WHAT TO PRODUCE: Your task is to repeat the entries word for word while leaving out the pictures.

*** Opening of EXTRACTED ENTRIES ***

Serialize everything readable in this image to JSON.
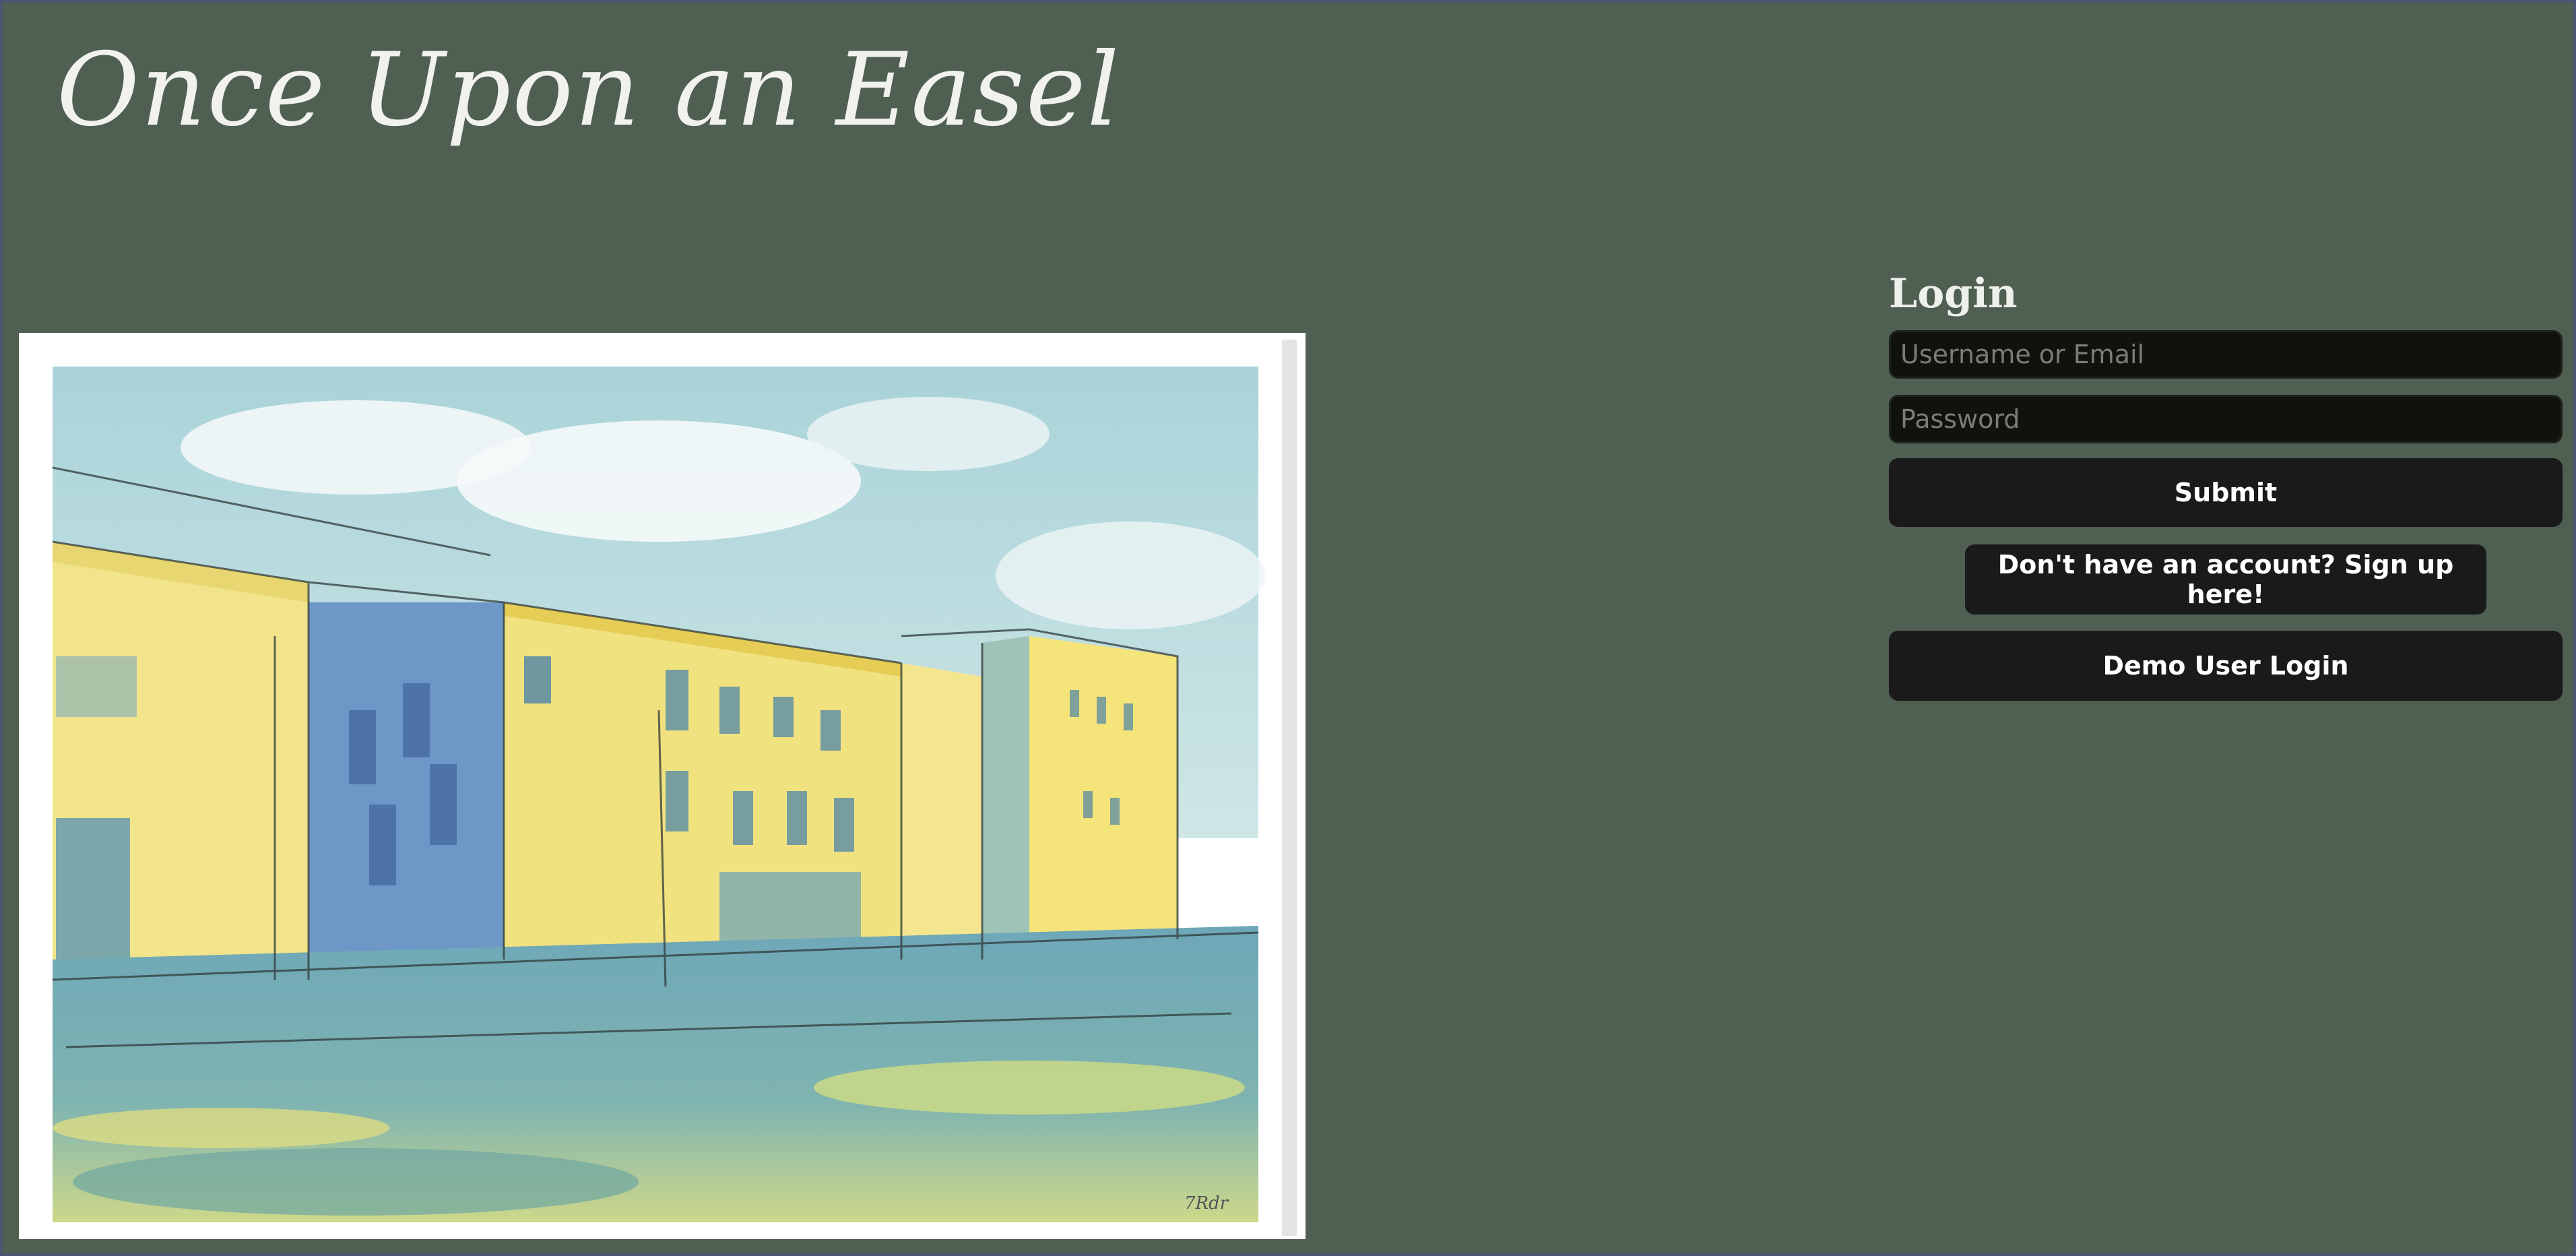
{
  "header": {
    "brand_name": "Once Upon an Easel"
  },
  "hero": {
    "image_description": "watercolor-street-painting"
  },
  "login": {
    "title": "Login",
    "username_placeholder": "Username or Email",
    "username_value": "",
    "password_placeholder": "Password",
    "password_value": "",
    "submit_label": "Submit",
    "signup_label": "Don't have an account? Sign up here!",
    "demo_label": "Demo User Login"
  },
  "colors": {
    "background": "#4f5f52",
    "input_bg": "#10130d",
    "button_bg": "#1a1a1a",
    "text_light": "#eef0ea"
  }
}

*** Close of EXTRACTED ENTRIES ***

RESPONSE TO THIS EXERCISE:
Serialize everything readable in this image to JSON.
{
  "header": {
    "brand_name": "Once Upon an Easel"
  },
  "hero": {
    "image_description": "watercolor-street-painting"
  },
  "login": {
    "title": "Login",
    "username_placeholder": "Username or Email",
    "username_value": "",
    "password_placeholder": "Password",
    "password_value": "",
    "submit_label": "Submit",
    "signup_label": "Don't have an account? Sign up here!",
    "demo_label": "Demo User Login"
  },
  "colors": {
    "background": "#4f5f52",
    "input_bg": "#10130d",
    "button_bg": "#1a1a1a",
    "text_light": "#eef0ea"
  }
}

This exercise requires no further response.